My first experience with Kirby’s Adventure was the Game Boy Advance remake, Nightmare in Dream Land, which I’m pretty sure I didn’t even know was a remake of the NES classic at the time. Which is amusing, because Adventure is yet another game I longed to play for years. I grew up with the Game Boy Kirby games and Adventure released at a time when I did not have access to a NES. I remember the boxart alone making my imagination run wild about the wonderful Kirby adventure I was missing out on. While I of course eventually played the original Kirby’s Adventure and think it’s great, my preferred version is Nightmare in Dream Land, which features new visuals, enhanced music, new modes, and so on. Having missed the original version and Kirby Super Star as a kid, NiDL was the first Kirby game I played with such a large set of wacky copy abilities. It was a joy discovering them all as well as making my way through imaginative and colorful lands such as “Ice Cream Island” and “Butter Building”. You can’t go wrong with a level called “Butter Building”. Kirby’s Adventure/Nightmare in Dream Land is also probably what I would call the quintessential Kirby game; it’s kind of like the “A Link to the Past” of the series. It was the second game in the series and built on the template of the original Kirby’s Dream Land in numerous ways. Not only did this game introduce Kirby’s signature copy ability, but several boss concepts and characters (such as series mainstay Meta Knight) also originated here, in addition to an overall game structure and many conventions that would go on to greatly influence the series.
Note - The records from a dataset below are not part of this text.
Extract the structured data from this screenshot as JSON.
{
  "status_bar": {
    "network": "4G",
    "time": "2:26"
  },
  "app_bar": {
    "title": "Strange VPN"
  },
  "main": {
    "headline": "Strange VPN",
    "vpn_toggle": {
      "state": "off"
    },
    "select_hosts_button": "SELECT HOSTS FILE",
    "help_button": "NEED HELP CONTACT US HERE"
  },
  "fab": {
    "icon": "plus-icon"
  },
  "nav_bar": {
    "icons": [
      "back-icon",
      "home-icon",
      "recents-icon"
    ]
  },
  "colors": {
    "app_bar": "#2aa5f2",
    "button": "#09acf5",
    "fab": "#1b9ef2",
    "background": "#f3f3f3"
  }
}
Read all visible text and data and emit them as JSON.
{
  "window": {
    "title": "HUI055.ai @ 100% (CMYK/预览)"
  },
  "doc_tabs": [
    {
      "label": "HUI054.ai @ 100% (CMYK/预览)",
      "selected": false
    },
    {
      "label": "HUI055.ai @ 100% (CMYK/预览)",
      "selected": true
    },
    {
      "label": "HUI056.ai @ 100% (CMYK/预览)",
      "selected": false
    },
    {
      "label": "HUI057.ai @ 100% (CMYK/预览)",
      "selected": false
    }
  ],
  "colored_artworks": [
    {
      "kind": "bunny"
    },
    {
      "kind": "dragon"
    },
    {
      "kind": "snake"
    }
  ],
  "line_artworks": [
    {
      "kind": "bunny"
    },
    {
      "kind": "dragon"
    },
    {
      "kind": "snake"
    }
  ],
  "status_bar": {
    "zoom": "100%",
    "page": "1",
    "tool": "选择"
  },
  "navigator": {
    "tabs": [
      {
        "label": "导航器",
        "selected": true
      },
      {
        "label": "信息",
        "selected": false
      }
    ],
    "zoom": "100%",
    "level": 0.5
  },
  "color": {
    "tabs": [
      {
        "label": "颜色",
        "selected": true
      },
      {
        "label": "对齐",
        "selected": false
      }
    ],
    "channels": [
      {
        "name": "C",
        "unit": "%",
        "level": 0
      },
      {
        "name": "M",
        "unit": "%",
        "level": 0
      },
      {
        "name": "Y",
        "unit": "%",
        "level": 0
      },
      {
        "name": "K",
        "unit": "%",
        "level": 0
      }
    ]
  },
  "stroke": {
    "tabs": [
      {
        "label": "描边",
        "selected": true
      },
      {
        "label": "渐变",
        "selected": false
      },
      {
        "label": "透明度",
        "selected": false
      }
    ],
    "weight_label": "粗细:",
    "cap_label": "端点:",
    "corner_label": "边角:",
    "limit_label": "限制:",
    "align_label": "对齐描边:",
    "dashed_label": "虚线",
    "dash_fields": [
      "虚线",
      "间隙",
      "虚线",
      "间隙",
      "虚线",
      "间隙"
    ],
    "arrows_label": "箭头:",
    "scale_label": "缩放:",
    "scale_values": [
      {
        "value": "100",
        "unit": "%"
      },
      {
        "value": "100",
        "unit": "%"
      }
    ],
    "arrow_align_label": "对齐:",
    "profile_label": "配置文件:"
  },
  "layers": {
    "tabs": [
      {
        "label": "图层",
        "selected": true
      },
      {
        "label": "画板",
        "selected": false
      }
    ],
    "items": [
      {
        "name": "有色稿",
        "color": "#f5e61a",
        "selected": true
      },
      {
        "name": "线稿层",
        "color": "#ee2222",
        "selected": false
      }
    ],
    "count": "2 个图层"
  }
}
No matter which version you play, Kirby’s Adventure is a great time sure to put a smile on your face.
We get ever closer to the big finale next time with #50-46!